Serious Eats: Drinks
Cocktail Overhaul: A Revamped Grasshopper
The Grasshopper cocktail is a sweet green-colored after dinner drink. The original concoction called for green crème de menthe, crème de cacao, and cream or half and half. This green monster practically screams out for a remake.
The Grasshopper cocktail might sound like a classic of the bright-colored-'tini age, but according to cocktail lore, it was actually created back in 1919 by Philbert Guichet, the owner of Tujaque's in New Orleans, for a cocktail contest in New York. The green drink reportedly took home the second place prize. (No one seems to know what won the gold medal.) But the drink remained in relative obscurity for sometime before gaining popularity throughout the American South during the 1950s and 60s.
The base flavors of the Grasshopper, mint and chocolate, are a classic (and delicious) combination, but in revamping the cocktail, I wanted to move away from cheap and artificial tasting liqueurs. One option is to replace them with the high-quality creme de menthe and creme de cacao from Tempus Fugit, but I wanted to emphasize the fresh flavor of real mint leaves.
With Momofuku's revolutionary cereal milk in mind, I decided to infuse half and half with fresh mint to get a bright, authentic flavor. I tried two methods: in one version, I heated the milk to create the infusion, and in the other, I infused the mint into the milk in a sealed container in the refrigerator.
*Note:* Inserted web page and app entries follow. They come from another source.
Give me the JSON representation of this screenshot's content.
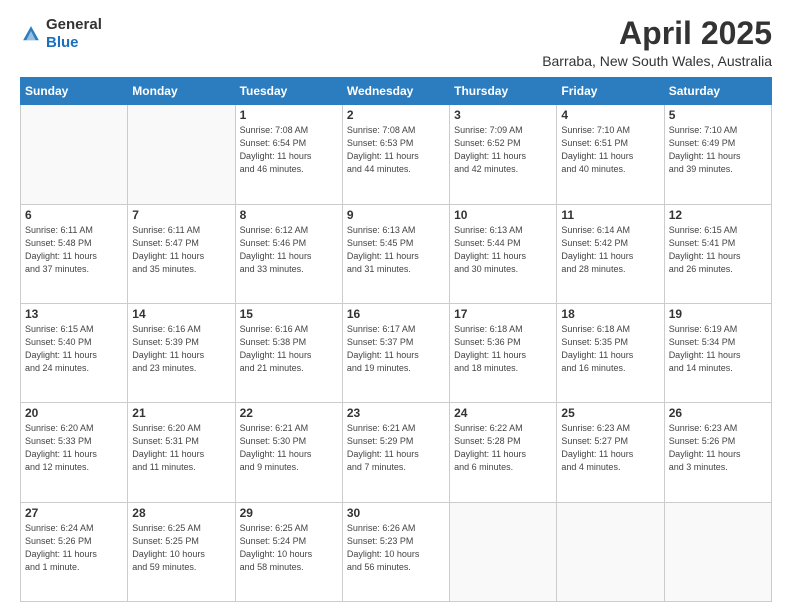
{
  "header": {
    "logo_general": "General",
    "logo_blue": "Blue",
    "title": "April 2025",
    "location": "Barraba, New South Wales, Australia"
  },
  "weekdays": [
    "Sunday",
    "Monday",
    "Tuesday",
    "Wednesday",
    "Thursday",
    "Friday",
    "Saturday"
  ],
  "weeks": [
    [
      {
        "day": "",
        "info": ""
      },
      {
        "day": "",
        "info": ""
      },
      {
        "day": "1",
        "info": "Sunrise: 7:08 AM\nSunset: 6:54 PM\nDaylight: 11 hours\nand 46 minutes."
      },
      {
        "day": "2",
        "info": "Sunrise: 7:08 AM\nSunset: 6:53 PM\nDaylight: 11 hours\nand 44 minutes."
      },
      {
        "day": "3",
        "info": "Sunrise: 7:09 AM\nSunset: 6:52 PM\nDaylight: 11 hours\nand 42 minutes."
      },
      {
        "day": "4",
        "info": "Sunrise: 7:10 AM\nSunset: 6:51 PM\nDaylight: 11 hours\nand 40 minutes."
      },
      {
        "day": "5",
        "info": "Sunrise: 7:10 AM\nSunset: 6:49 PM\nDaylight: 11 hours\nand 39 minutes."
      }
    ],
    [
      {
        "day": "6",
        "info": "Sunrise: 6:11 AM\nSunset: 5:48 PM\nDaylight: 11 hours\nand 37 minutes."
      },
      {
        "day": "7",
        "info": "Sunrise: 6:11 AM\nSunset: 5:47 PM\nDaylight: 11 hours\nand 35 minutes."
      },
      {
        "day": "8",
        "info": "Sunrise: 6:12 AM\nSunset: 5:46 PM\nDaylight: 11 hours\nand 33 minutes."
      },
      {
        "day": "9",
        "info": "Sunrise: 6:13 AM\nSunset: 5:45 PM\nDaylight: 11 hours\nand 31 minutes."
      },
      {
        "day": "10",
        "info": "Sunrise: 6:13 AM\nSunset: 5:44 PM\nDaylight: 11 hours\nand 30 minutes."
      },
      {
        "day": "11",
        "info": "Sunrise: 6:14 AM\nSunset: 5:42 PM\nDaylight: 11 hours\nand 28 minutes."
      },
      {
        "day": "12",
        "info": "Sunrise: 6:15 AM\nSunset: 5:41 PM\nDaylight: 11 hours\nand 26 minutes."
      }
    ],
    [
      {
        "day": "13",
        "info": "Sunrise: 6:15 AM\nSunset: 5:40 PM\nDaylight: 11 hours\nand 24 minutes."
      },
      {
        "day": "14",
        "info": "Sunrise: 6:16 AM\nSunset: 5:39 PM\nDaylight: 11 hours\nand 23 minutes."
      },
      {
        "day": "15",
        "info": "Sunrise: 6:16 AM\nSunset: 5:38 PM\nDaylight: 11 hours\nand 21 minutes."
      },
      {
        "day": "16",
        "info": "Sunrise: 6:17 AM\nSunset: 5:37 PM\nDaylight: 11 hours\nand 19 minutes."
      },
      {
        "day": "17",
        "info": "Sunrise: 6:18 AM\nSunset: 5:36 PM\nDaylight: 11 hours\nand 18 minutes."
      },
      {
        "day": "18",
        "info": "Sunrise: 6:18 AM\nSunset: 5:35 PM\nDaylight: 11 hours\nand 16 minutes."
      },
      {
        "day": "19",
        "info": "Sunrise: 6:19 AM\nSunset: 5:34 PM\nDaylight: 11 hours\nand 14 minutes."
      }
    ],
    [
      {
        "day": "20",
        "info": "Sunrise: 6:20 AM\nSunset: 5:33 PM\nDaylight: 11 hours\nand 12 minutes."
      },
      {
        "day": "21",
        "info": "Sunrise: 6:20 AM\nSunset: 5:31 PM\nDaylight: 11 hours\nand 11 minutes."
      },
      {
        "day": "22",
        "info": "Sunrise: 6:21 AM\nSunset: 5:30 PM\nDaylight: 11 hours\nand 9 minutes."
      },
      {
        "day": "23",
        "info": "Sunrise: 6:21 AM\nSunset: 5:29 PM\nDaylight: 11 hours\nand 7 minutes."
      },
      {
        "day": "24",
        "info": "Sunrise: 6:22 AM\nSunset: 5:28 PM\nDaylight: 11 hours\nand 6 minutes."
      },
      {
        "day": "25",
        "info": "Sunrise: 6:23 AM\nSunset: 5:27 PM\nDaylight: 11 hours\nand 4 minutes."
      },
      {
        "day": "26",
        "info": "Sunrise: 6:23 AM\nSunset: 5:26 PM\nDaylight: 11 hours\nand 3 minutes."
      }
    ],
    [
      {
        "day": "27",
        "info": "Sunrise: 6:24 AM\nSunset: 5:26 PM\nDaylight: 11 hours\nand 1 minute."
      },
      {
        "day": "28",
        "info": "Sunrise: 6:25 AM\nSunset: 5:25 PM\nDaylight: 10 hours\nand 59 minutes."
      },
      {
        "day": "29",
        "info": "Sunrise: 6:25 AM\nSunset: 5:24 PM\nDaylight: 10 hours\nand 58 minutes."
      },
      {
        "day": "30",
        "info": "Sunrise: 6:26 AM\nSunset: 5:23 PM\nDaylight: 10 hours\nand 56 minutes."
      },
      {
        "day": "",
        "info": ""
      },
      {
        "day": "",
        "info": ""
      },
      {
        "day": "",
        "info": ""
      }
    ]
  ]
}
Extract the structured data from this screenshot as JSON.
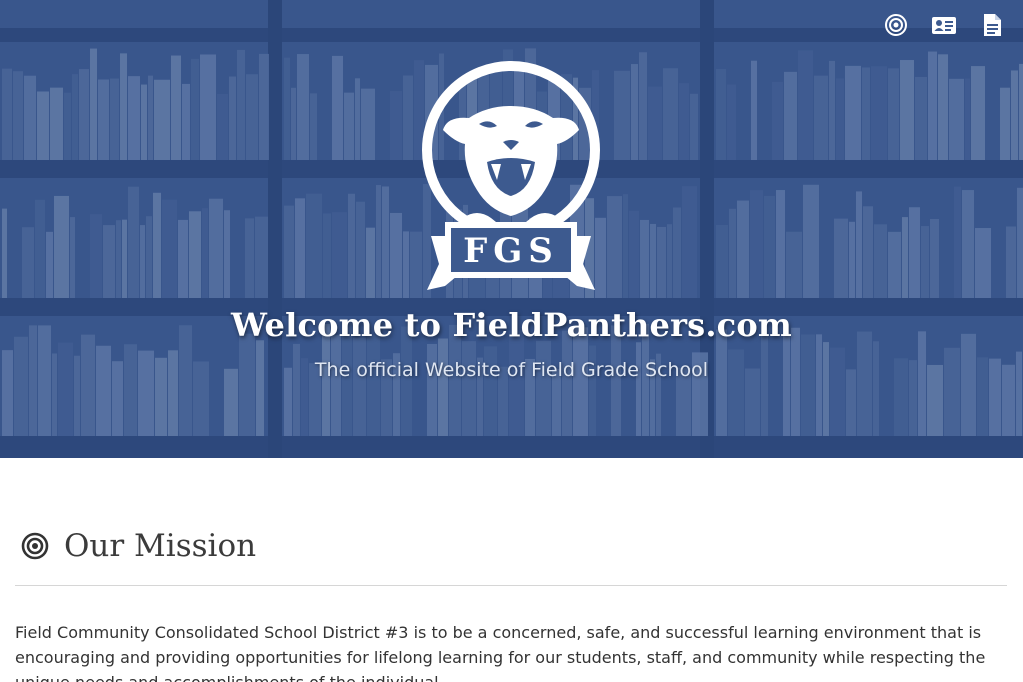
{
  "hero": {
    "title": "Welcome to FieldPanthers.com",
    "subtitle": "The official Website of Field Grade School",
    "logo_text": "FGS",
    "overlay_color": "#2c4a82"
  },
  "nav": {
    "icons": [
      "target-icon",
      "id-card-icon",
      "document-icon"
    ]
  },
  "mission": {
    "heading": "Our Mission",
    "text": "Field Community Consolidated School District #3 is to be a concerned, safe, and successful learning environment that is encouraging and providing opportunities for lifelong learning for our students, staff, and community while respecting the unique needs and accomplishments of the individual."
  }
}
The fridge version resulted in a lighter but fresher flavor.
The original Grasshopper has no base spirit, but something was needed to give it some backbone and structure in addition to the fresh mint and chocolate flavor. I turned to two spirits that are perfect for after dinner sipping: aged rum and cognac. These robust spirits add the body and strength necessary to keep the drink in balance.